• _Records shown_
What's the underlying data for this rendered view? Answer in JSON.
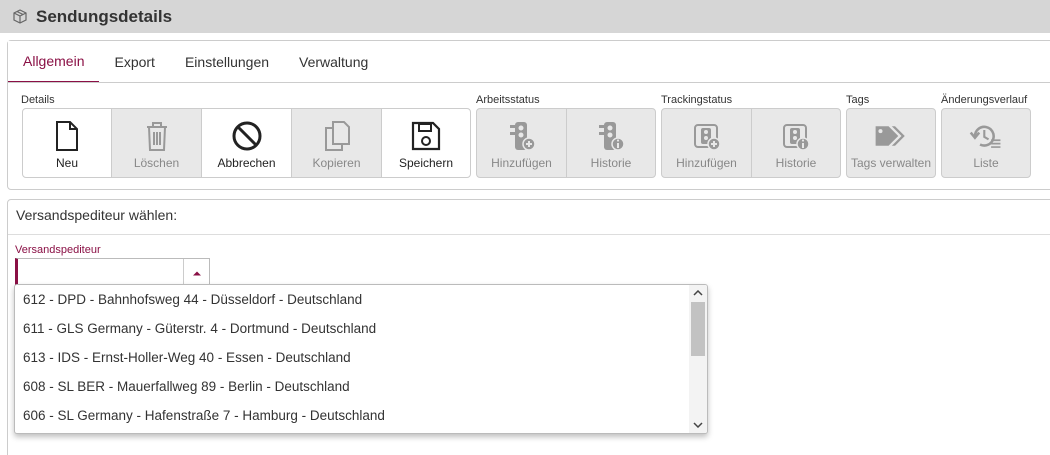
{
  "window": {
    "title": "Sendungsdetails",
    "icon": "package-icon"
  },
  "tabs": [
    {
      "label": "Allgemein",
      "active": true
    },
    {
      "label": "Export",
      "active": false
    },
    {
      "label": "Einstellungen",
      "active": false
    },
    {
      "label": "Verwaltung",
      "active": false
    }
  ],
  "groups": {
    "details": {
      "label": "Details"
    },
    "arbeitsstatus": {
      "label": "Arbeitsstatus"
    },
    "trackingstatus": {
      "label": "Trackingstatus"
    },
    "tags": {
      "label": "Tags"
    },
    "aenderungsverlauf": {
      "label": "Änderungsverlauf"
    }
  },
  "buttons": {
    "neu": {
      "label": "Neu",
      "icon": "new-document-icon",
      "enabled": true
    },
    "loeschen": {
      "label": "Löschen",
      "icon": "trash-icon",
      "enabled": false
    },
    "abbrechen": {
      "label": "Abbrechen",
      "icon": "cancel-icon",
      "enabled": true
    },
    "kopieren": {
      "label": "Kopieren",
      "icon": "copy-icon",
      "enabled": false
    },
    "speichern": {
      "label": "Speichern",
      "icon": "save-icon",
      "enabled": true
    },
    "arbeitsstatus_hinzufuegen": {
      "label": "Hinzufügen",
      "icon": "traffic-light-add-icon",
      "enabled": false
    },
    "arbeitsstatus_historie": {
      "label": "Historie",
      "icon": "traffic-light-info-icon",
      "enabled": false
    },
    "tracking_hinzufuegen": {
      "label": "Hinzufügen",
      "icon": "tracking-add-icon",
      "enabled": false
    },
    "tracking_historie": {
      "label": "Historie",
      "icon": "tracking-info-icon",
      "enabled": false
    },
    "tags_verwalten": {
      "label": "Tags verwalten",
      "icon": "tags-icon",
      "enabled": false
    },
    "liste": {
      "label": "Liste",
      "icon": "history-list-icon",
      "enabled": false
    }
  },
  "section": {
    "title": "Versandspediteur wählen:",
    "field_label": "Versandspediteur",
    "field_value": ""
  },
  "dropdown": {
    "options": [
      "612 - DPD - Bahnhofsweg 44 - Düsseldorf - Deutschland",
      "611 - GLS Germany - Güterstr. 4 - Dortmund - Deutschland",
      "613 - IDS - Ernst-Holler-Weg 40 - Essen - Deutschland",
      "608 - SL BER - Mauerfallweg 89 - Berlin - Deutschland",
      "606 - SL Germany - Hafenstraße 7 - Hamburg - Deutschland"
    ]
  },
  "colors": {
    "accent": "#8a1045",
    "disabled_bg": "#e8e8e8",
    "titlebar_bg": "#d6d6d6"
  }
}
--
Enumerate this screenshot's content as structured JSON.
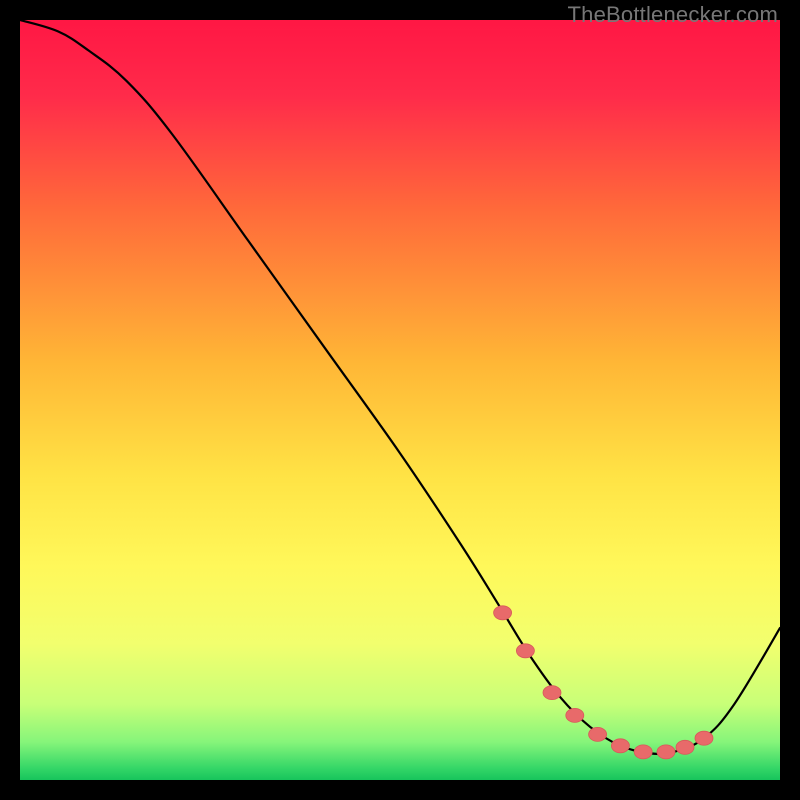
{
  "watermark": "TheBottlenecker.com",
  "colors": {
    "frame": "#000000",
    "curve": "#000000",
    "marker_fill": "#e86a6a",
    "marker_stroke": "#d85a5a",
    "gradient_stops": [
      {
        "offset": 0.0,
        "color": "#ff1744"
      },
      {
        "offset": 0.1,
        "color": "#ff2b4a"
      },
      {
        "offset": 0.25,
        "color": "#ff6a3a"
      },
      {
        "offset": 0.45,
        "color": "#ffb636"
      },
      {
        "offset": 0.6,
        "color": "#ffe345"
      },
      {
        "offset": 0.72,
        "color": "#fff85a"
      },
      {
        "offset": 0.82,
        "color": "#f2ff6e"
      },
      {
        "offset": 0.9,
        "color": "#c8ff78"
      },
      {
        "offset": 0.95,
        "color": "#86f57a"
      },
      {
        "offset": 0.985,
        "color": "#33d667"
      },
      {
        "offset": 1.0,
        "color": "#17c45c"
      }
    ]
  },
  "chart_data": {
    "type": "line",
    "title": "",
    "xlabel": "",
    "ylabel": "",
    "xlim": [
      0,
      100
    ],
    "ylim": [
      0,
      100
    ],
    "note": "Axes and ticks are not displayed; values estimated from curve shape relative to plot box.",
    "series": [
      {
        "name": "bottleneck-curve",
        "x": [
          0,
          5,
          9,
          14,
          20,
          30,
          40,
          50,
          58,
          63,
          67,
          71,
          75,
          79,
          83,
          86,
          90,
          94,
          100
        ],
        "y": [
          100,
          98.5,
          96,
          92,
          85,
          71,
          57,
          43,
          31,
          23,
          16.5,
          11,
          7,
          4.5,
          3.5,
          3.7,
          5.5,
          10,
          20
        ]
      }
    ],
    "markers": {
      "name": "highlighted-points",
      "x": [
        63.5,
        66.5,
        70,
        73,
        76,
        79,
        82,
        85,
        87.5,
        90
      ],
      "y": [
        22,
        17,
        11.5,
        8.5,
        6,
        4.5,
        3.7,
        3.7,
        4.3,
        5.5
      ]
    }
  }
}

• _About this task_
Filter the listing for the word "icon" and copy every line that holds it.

• _Exercise result_
    "icon": "package-icon"
      "icon": "new-document-icon",
      "icon": "trash-icon",
      "icon": "cancel-icon",
      "icon": "copy-icon",
      "icon": "save-icon",
      "icon": "traffic-light-add-icon",
      "icon": "traffic-light-info-icon",
      "icon": "tracking-add-icon",
      "icon": "tracking-info-icon",
      "icon": "tags-icon",
      "icon": "history-list-icon",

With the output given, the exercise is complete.